**Assignment**
Return the records below in full. Keep every word exact and skip the images.

**Element data from apps and pages**
════════
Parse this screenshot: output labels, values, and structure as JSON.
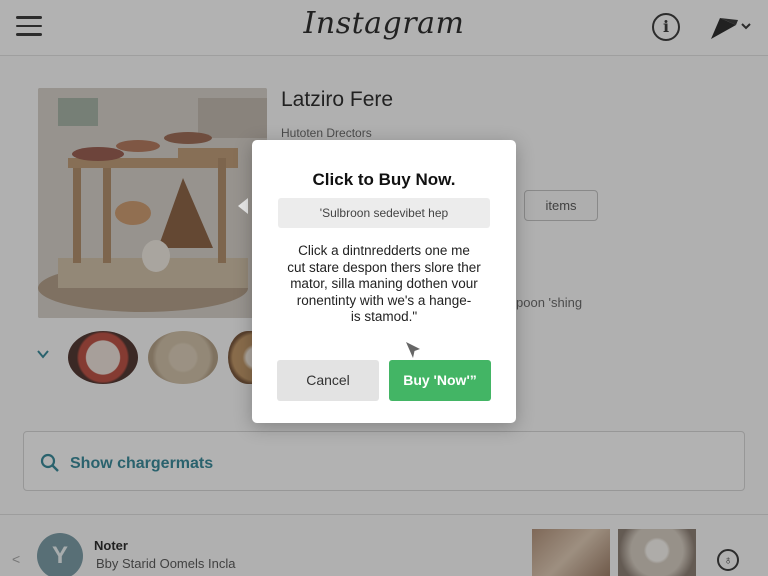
{
  "header": {
    "brand": "Instagram",
    "menu_icon": "hamburger-menu-icon",
    "info_icon": "info-icon",
    "info_glyph": "i",
    "share_icon": "send-share-icon"
  },
  "product": {
    "title": "Latziro Fere",
    "subtitle": "Hutoten Drectors",
    "items_button": "items",
    "side_text": "poon 'shing"
  },
  "search": {
    "label": "Show chargermats",
    "icon": "search-icon"
  },
  "bottom": {
    "avatar_letter": "Y",
    "note_title": "Noter",
    "note_subtitle": "Bby Starid Oomels Incla",
    "action_icon": "leaf-badge-icon",
    "action_glyph": "♁"
  },
  "modal": {
    "title": "Click to Buy Now.",
    "input_value": "'Sulbroon sedevibet hep",
    "body_lines": [
      "Click a dintnredderts one me",
      "cut stare despon thers slore ther",
      "mator, silla maning dothen vour",
      "ronentinty with we's a hange-",
      "is stamod.\""
    ],
    "cancel_label": "Cancel",
    "buy_label": "Buy 'Now'”"
  },
  "colors": {
    "accent_green": "#43b565",
    "search_teal": "#1f7a8c",
    "overlay": "rgba(60,60,60,0.38)"
  }
}
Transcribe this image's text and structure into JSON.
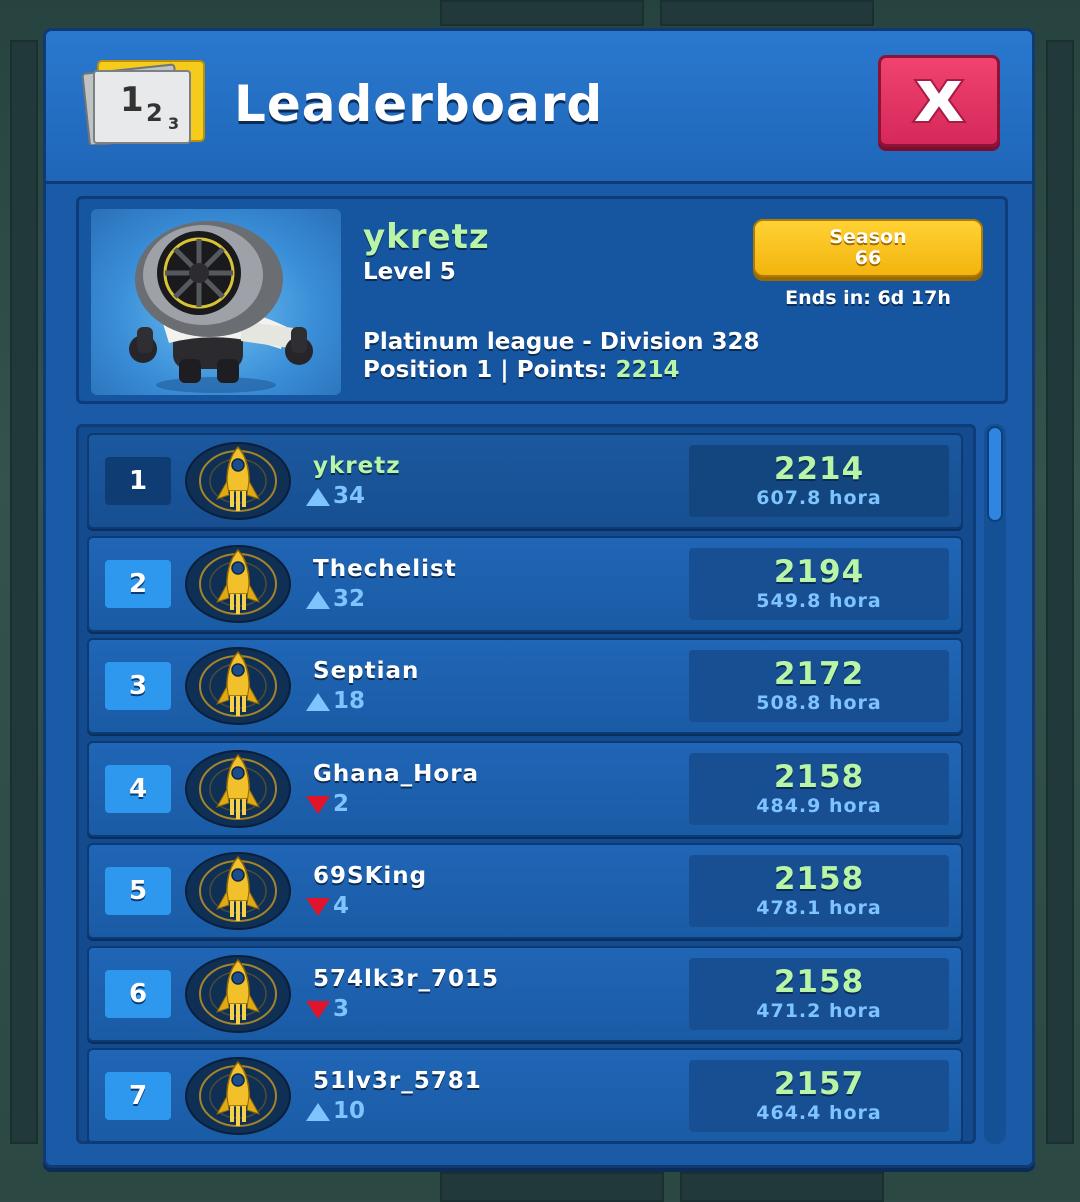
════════
**Task solution**
Parse this screenshot: output labels, values, and structure as JSON.
{
  "header": {
    "brand": "Instagram",
    "menu_icon": "hamburger-menu-icon",
    "info_icon": "info-icon",
    "info_glyph": "i",
    "share_icon": "send-share-icon"
  },
  "product": {
    "title": "Latziro Fere",
    "subtitle": "Hutoten Drectors",
    "items_button": "items",
    "side_text": "poon 'shing"
  },
  "search": {
    "label": "Show chargermats",
    "icon": "search-icon"
  },
  "bottom": {
    "avatar_letter": "Y",
    "note_title": "Noter",
    "note_subtitle": "Bby Starid Oomels Incla",
    "action_icon": "leaf-badge-icon",
    "action_glyph": "♁"
  },
  "modal": {
    "title": "Click to Buy Now.",
    "input_value": "'Sulbroon sedevibet hep",
    "body_lines": [
      "Click a dintnredderts one me",
      "cut stare despon thers slore ther",
      "mator, silla maning dothen vour",
      "ronentinty with we's a hange-",
      "is stamod.\""
    ],
    "cancel_label": "Cancel",
    "buy_label": "Buy 'Now'”"
  },
  "colors": {
    "accent_green": "#43b565",
    "search_teal": "#1f7a8c",
    "overlay": "rgba(60,60,60,0.38)"
  }
}
Transcribe this image's text and structure into JSON.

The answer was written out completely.